● Exercise requirements: Would you please copy each line below that includes the string "цилиндров"?

● Input for this task:

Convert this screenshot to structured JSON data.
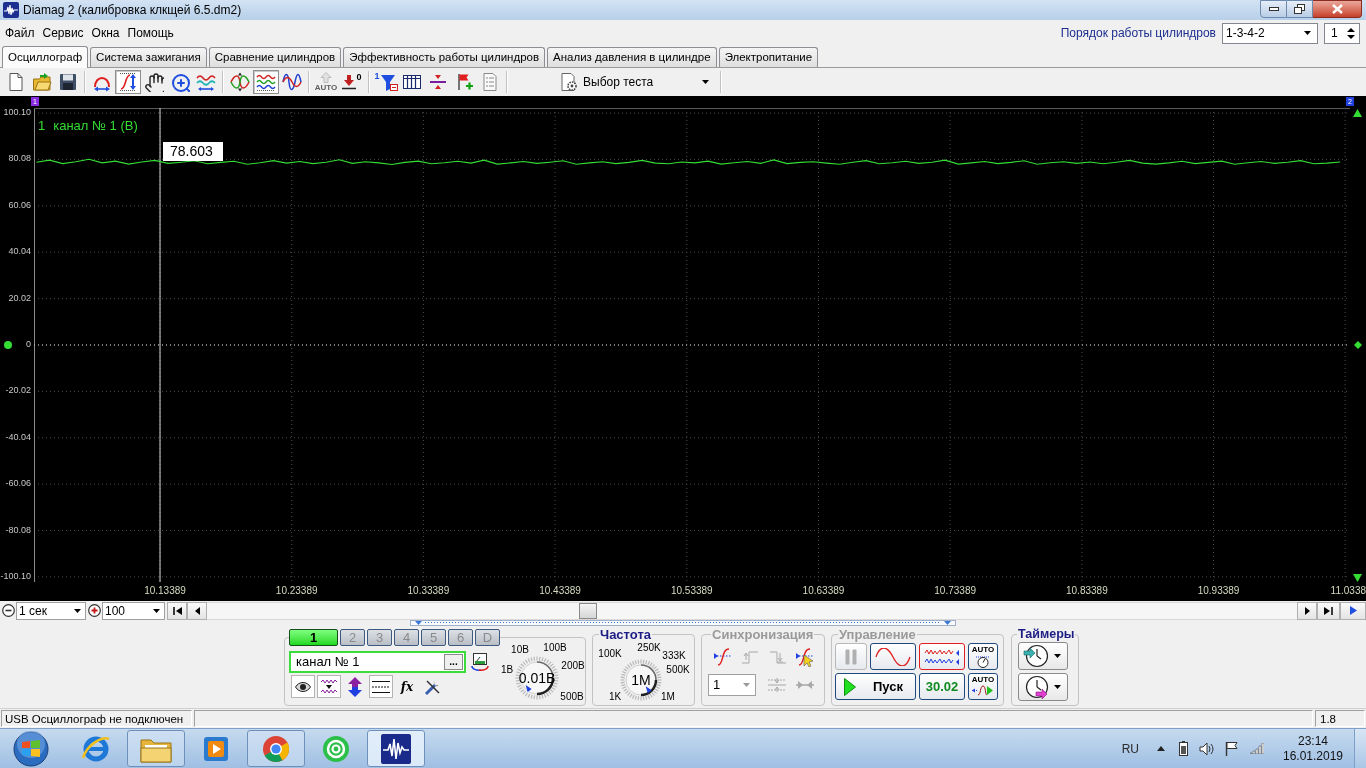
{
  "window": {
    "title": "Diamag 2 (калибровка клкщей 6.5.dm2)"
  },
  "menu": [
    "Файл",
    "Сервис",
    "Окна",
    "Помощь"
  ],
  "cylinder_order": {
    "label": "Порядок работы цилиндров",
    "value": "1-3-4-2",
    "cylinder": "1"
  },
  "tabs": [
    {
      "label": "Осциллограф",
      "selected": true
    },
    {
      "label": "Система зажигания",
      "selected": false
    },
    {
      "label": "Сравнение цилиндров",
      "selected": false
    },
    {
      "label": "Эффективность работы цилиндров",
      "selected": false
    },
    {
      "label": "Анализ давления в цилиндре",
      "selected": false
    },
    {
      "label": "Электропитание",
      "selected": false
    }
  ],
  "toolbar": {
    "groups": [
      [
        {
          "pressed": false,
          "disabled": false
        },
        {
          "pressed": false,
          "disabled": false
        },
        {
          "pressed": false,
          "disabled": false
        }
      ],
      [
        {
          "pressed": false,
          "disabled": false
        },
        {
          "pressed": true,
          "disabled": false
        },
        {
          "pressed": false,
          "disabled": false
        },
        {
          "pressed": false,
          "disabled": false
        },
        {
          "pressed": false,
          "disabled": false
        }
      ],
      [
        {
          "pressed": false,
          "disabled": false
        },
        {
          "pressed": true,
          "disabled": false
        },
        {
          "pressed": false,
          "disabled": false
        }
      ],
      [
        {
          "pressed": false,
          "disabled": true,
          "label": "AUTO"
        },
        {
          "pressed": false,
          "disabled": false,
          "label": "0"
        }
      ],
      [
        {
          "pressed": false,
          "disabled": false,
          "label": "1"
        },
        {
          "pressed": false,
          "disabled": false
        },
        {
          "pressed": false,
          "disabled": false
        },
        {
          "pressed": false,
          "disabled": false
        },
        {
          "pressed": false,
          "disabled": false
        }
      ]
    ],
    "test_select": "Выбор теста"
  },
  "oscilloscope": {
    "markers": [
      "1",
      "2"
    ],
    "channel_number": "1",
    "chart_data": {
      "type": "line",
      "x": [
        10.04,
        10.05,
        10.06,
        10.07,
        10.08,
        10.09,
        10.1,
        10.11,
        10.12,
        10.13,
        10.14,
        10.15,
        10.16,
        10.17,
        10.18,
        10.19,
        10.2,
        10.21,
        10.22,
        10.23,
        10.24,
        10.25,
        10.26,
        10.27,
        10.28,
        10.29,
        10.3,
        10.31,
        10.32,
        10.33,
        10.34,
        10.35,
        10.36,
        10.37,
        10.38,
        10.39,
        10.4,
        10.41,
        10.42,
        10.43,
        10.44,
        10.45,
        10.46,
        10.47,
        10.48,
        10.49,
        10.5,
        10.51,
        10.52,
        10.53,
        10.54,
        10.55,
        10.56,
        10.57,
        10.58,
        10.59,
        10.6,
        10.61,
        10.62,
        10.63,
        10.64,
        10.65,
        10.66,
        10.67,
        10.68,
        10.69,
        10.7,
        10.71,
        10.72,
        10.73,
        10.74,
        10.75,
        10.76,
        10.77,
        10.78,
        10.79,
        10.8,
        10.81,
        10.82,
        10.83,
        10.84,
        10.85,
        10.86,
        10.87,
        10.88,
        10.89,
        10.9,
        10.91,
        10.92,
        10.93,
        10.94,
        10.95,
        10.96,
        10.97,
        10.98,
        10.99,
        11,
        11.01,
        11.02,
        11.03
      ],
      "series": [
        {
          "name": "канал № 1 (В)",
          "color": "#33dd33",
          "values": [
            78.9,
            79.8,
            78.3,
            79.1,
            80.2,
            78.6,
            79.4,
            78.1,
            79.0,
            79.7,
            78.4,
            78.9,
            79.5,
            78.2,
            78.8,
            79.3,
            78.0,
            78.7,
            79.6,
            78.5,
            79.2,
            78.3,
            78.9,
            80.0,
            78.4,
            79.1,
            78.6,
            77.9,
            78.8,
            79.4,
            78.2,
            78.7,
            79.3,
            78.5,
            79.8,
            78.1,
            78.6,
            79.2,
            78.4,
            78.9,
            79.5,
            78.0,
            78.6,
            79.1,
            78.3,
            78.8,
            79.7,
            78.5,
            78.2,
            79.0,
            78.6,
            79.4,
            78.1,
            78.7,
            79.2,
            78.4,
            79.9,
            78.3,
            78.8,
            79.1,
            78.5,
            78.0,
            78.9,
            79.6,
            78.2,
            78.7,
            79.3,
            78.4,
            78.9,
            79.8,
            78.1,
            78.6,
            79.2,
            78.3,
            78.8,
            79.5,
            78.0,
            78.7,
            79.1,
            78.4,
            79.0,
            78.2,
            78.9,
            79.7,
            78.5,
            78.1,
            78.6,
            79.3,
            78.3,
            78.8,
            79.4,
            78.0,
            78.7,
            79.2,
            78.4,
            78.9,
            79.6,
            78.2,
            78.5,
            79.0
          ]
        }
      ],
      "xlim": [
        10.0382,
        11.0375
      ],
      "ylim": [
        -102.3,
        102.3
      ],
      "xticks": [
        10.13389,
        10.23389,
        10.33389,
        10.43389,
        10.53389,
        10.63389,
        10.73389,
        10.83389,
        10.93389,
        11.0338
      ],
      "yticks": [
        {
          "value": 100.1,
          "label": "100.10"
        },
        80.08,
        60.06,
        40.04,
        20.02,
        0,
        -20.02,
        -40.04,
        -60.06,
        -80.08,
        {
          "value": -100.1,
          "label": "-100.10"
        }
      ],
      "grid": true,
      "ref_lines": [
        {
          "axis": "y",
          "value": 0
        },
        {
          "axis": "x",
          "value": 10.13389
        }
      ],
      "annotations": [
        {
          "x": 10.13389,
          "y": 78.603,
          "text": "78.603"
        }
      ]
    }
  },
  "time_controls": {
    "time_scale": "1 сек",
    "amplitude": "100"
  },
  "channel_panel": {
    "channels": [
      {
        "label": "1",
        "selected": true
      },
      {
        "label": "2",
        "selected": false
      },
      {
        "label": "3",
        "selected": false
      },
      {
        "label": "4",
        "selected": false
      },
      {
        "label": "5",
        "selected": false
      },
      {
        "label": "6",
        "selected": false
      },
      {
        "label": "D",
        "selected": false
      }
    ],
    "name": "канал № 1",
    "browse": "...",
    "tools": [
      {
        "pressed": true
      },
      {
        "pressed": true
      },
      {
        "pressed": false
      },
      {
        "pressed": true
      },
      {
        "pressed": false,
        "label": "fx"
      },
      {
        "pressed": false
      }
    ],
    "voltage_knob": {
      "labels": [
        "10В",
        "100В",
        "1В",
        "200В",
        "500В"
      ],
      "value": "0.01В"
    }
  },
  "frequency": {
    "title": "Частота",
    "disabled": false,
    "labels": [
      "250K",
      "100K",
      "333K",
      "500K",
      "1K",
      "1M"
    ],
    "value": "1M"
  },
  "sync": {
    "title": "Синхронизация",
    "disabled": true,
    "buttons": [
      {
        "disabled": false
      },
      {
        "disabled": true
      },
      {
        "disabled": true
      },
      {
        "disabled": false
      },
      {
        "disabled": true
      },
      {
        "disabled": true
      }
    ],
    "channel": "1"
  },
  "control": {
    "title": "Управление",
    "disabled": true,
    "pause_disabled": true,
    "modes": [
      {
        "selected": false
      },
      {
        "selected": true
      }
    ],
    "auto_labels": [
      "AUTO",
      "AUTO"
    ],
    "start": "Пуск",
    "rate": "30.02"
  },
  "timers": {
    "title": "Таймеры",
    "disabled": false
  },
  "status_bar": {
    "message": "USB Осциллограф не подключен",
    "field_3": "1.8"
  },
  "taskbar": {
    "apps": [
      {
        "running": false,
        "active": false
      },
      {
        "running": true,
        "active": false
      },
      {
        "running": false,
        "active": false
      },
      {
        "running": true,
        "active": false
      },
      {
        "running": false,
        "active": false
      },
      {
        "running": true,
        "active": true
      }
    ],
    "language": "RU",
    "time": "23:14",
    "date": "16.01.2019"
  }
}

● Written answer:
    "label": "Порядок работы цилиндров",
      "label": "Сравнение цилиндров",
      "label": "Эффективность работы цилиндров",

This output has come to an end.